#### PROBLEM DETAILS
Read through the listing below and copy each line in which the word "Submission" occurs.

------------

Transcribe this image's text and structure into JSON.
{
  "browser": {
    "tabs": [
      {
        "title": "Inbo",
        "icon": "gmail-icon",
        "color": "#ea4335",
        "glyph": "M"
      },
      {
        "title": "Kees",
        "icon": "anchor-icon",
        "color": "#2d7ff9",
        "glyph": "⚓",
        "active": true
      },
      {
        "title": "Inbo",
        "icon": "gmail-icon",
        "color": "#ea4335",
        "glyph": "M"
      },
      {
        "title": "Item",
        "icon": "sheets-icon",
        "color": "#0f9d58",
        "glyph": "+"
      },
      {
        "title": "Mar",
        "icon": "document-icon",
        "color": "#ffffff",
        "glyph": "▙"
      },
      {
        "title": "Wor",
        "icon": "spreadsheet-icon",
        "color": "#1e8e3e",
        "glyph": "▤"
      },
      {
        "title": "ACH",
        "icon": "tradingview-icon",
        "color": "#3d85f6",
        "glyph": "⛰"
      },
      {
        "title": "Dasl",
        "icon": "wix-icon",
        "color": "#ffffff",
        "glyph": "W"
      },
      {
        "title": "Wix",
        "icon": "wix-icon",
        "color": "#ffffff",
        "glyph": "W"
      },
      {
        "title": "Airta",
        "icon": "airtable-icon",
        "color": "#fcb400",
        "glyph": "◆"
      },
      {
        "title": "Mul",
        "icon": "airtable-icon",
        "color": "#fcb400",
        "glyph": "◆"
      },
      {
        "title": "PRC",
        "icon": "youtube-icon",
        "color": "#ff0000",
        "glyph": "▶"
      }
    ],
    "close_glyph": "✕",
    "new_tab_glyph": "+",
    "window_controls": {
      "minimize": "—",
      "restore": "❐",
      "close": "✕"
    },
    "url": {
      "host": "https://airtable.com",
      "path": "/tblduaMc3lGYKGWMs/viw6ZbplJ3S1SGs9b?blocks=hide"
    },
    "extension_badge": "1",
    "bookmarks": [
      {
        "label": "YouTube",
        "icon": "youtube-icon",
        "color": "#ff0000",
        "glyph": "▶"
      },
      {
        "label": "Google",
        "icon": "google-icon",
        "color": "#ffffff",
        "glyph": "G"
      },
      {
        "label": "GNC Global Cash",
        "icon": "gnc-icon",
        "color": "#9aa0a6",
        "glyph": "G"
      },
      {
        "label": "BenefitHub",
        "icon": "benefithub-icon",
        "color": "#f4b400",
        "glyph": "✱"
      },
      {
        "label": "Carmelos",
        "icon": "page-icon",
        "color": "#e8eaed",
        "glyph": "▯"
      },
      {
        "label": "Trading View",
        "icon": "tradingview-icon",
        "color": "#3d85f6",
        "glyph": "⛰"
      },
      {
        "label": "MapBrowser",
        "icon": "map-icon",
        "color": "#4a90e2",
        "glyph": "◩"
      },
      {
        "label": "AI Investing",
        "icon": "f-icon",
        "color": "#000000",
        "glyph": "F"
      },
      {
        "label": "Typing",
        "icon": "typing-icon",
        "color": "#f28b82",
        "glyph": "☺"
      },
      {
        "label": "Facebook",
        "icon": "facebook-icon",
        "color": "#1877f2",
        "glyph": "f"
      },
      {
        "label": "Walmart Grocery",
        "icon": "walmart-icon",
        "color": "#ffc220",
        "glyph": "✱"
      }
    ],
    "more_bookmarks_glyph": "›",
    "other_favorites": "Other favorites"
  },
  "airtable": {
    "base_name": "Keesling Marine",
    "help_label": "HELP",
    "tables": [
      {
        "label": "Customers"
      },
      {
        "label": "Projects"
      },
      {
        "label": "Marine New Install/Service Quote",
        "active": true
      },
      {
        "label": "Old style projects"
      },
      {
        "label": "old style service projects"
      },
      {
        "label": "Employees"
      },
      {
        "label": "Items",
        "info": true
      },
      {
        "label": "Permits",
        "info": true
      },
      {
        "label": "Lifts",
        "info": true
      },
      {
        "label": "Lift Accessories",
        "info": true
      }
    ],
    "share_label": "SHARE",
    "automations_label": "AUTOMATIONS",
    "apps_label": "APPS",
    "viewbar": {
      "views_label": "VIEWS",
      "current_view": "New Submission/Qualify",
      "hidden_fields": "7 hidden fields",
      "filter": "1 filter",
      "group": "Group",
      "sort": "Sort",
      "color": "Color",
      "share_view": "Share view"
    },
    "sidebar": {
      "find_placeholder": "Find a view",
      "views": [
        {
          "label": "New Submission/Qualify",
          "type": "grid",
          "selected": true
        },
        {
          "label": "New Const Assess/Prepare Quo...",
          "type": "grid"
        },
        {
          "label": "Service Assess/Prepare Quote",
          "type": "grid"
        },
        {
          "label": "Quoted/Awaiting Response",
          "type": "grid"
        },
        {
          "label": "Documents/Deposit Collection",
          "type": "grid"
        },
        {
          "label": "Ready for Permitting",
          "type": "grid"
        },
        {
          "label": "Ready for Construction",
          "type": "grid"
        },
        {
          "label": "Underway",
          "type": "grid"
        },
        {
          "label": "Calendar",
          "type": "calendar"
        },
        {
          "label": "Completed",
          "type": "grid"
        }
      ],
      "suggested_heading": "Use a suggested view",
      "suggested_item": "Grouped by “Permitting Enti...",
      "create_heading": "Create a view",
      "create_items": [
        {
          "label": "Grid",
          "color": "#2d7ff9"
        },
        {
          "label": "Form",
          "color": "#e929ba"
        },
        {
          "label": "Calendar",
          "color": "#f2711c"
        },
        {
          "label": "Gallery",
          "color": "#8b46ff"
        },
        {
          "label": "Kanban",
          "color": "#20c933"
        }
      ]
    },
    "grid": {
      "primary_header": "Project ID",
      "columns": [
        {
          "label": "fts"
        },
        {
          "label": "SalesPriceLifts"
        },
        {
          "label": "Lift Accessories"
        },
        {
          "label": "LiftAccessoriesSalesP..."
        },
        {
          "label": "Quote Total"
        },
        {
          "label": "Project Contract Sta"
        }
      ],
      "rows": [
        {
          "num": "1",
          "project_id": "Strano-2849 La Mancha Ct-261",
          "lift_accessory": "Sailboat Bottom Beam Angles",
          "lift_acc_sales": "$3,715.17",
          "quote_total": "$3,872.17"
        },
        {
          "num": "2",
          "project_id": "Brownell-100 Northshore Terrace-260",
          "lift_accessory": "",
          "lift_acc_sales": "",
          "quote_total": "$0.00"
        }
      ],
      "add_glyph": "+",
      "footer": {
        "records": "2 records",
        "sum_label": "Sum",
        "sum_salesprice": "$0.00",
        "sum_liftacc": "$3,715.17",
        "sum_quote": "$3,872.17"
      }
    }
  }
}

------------

#### SOLUTION FOR THIS TASK
      "current_view": "New Submission/Qualify",
          "label": "New Submission/Qualify",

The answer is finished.